-- Work request --
All of the data below should be repeated exactly. Pictures should not be included.

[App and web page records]
___
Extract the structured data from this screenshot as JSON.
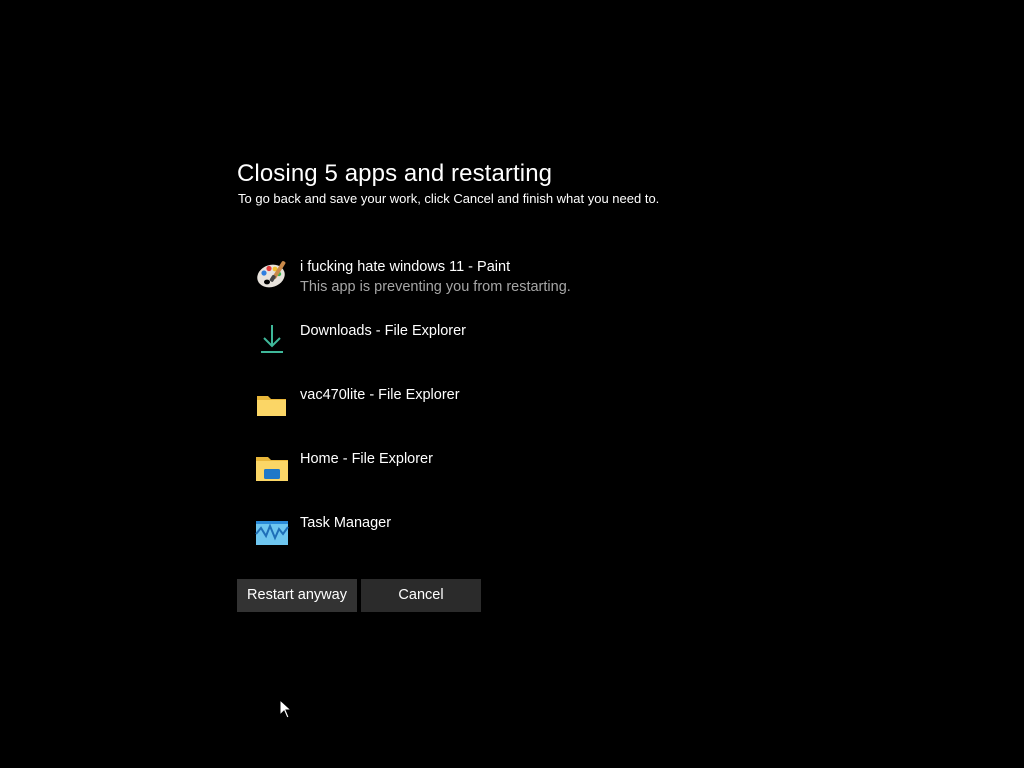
{
  "dialog": {
    "title": "Closing 5 apps and restarting",
    "subtitle": "To go back and save your work, click Cancel and finish what you need to."
  },
  "apps": [
    {
      "name": "i fucking hate windows 11 - Paint",
      "status": "This app is preventing you from restarting.",
      "icon": "paint-palette-icon"
    },
    {
      "name": "Downloads - File Explorer",
      "status": "",
      "icon": "download-arrow-icon"
    },
    {
      "name": "vac470lite - File Explorer",
      "status": "",
      "icon": "folder-icon"
    },
    {
      "name": "Home - File Explorer",
      "status": "",
      "icon": "home-folder-icon"
    },
    {
      "name": "Task Manager",
      "status": "",
      "icon": "task-manager-icon"
    }
  ],
  "buttons": {
    "restart_label": "Restart anyway",
    "cancel_label": "Cancel"
  },
  "colors": {
    "background": "#000000",
    "button": "#333333",
    "secondary_text": "#a6a6a6"
  }
}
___
-- Solution --
Extract the structured data from this screenshot as JSON.
{
  "dialog": {
    "title": "Closing 5 apps and restarting",
    "subtitle": "To go back and save your work, click Cancel and finish what you need to."
  },
  "apps": [
    {
      "name": "i fucking hate windows 11 - Paint",
      "status": "This app is preventing you from restarting.",
      "icon": "paint-palette-icon"
    },
    {
      "name": "Downloads - File Explorer",
      "status": "",
      "icon": "download-arrow-icon"
    },
    {
      "name": "vac470lite - File Explorer",
      "status": "",
      "icon": "folder-icon"
    },
    {
      "name": "Home - File Explorer",
      "status": "",
      "icon": "home-folder-icon"
    },
    {
      "name": "Task Manager",
      "status": "",
      "icon": "task-manager-icon"
    }
  ],
  "buttons": {
    "restart_label": "Restart anyway",
    "cancel_label": "Cancel"
  },
  "colors": {
    "background": "#000000",
    "button": "#333333",
    "secondary_text": "#a6a6a6"
  }
}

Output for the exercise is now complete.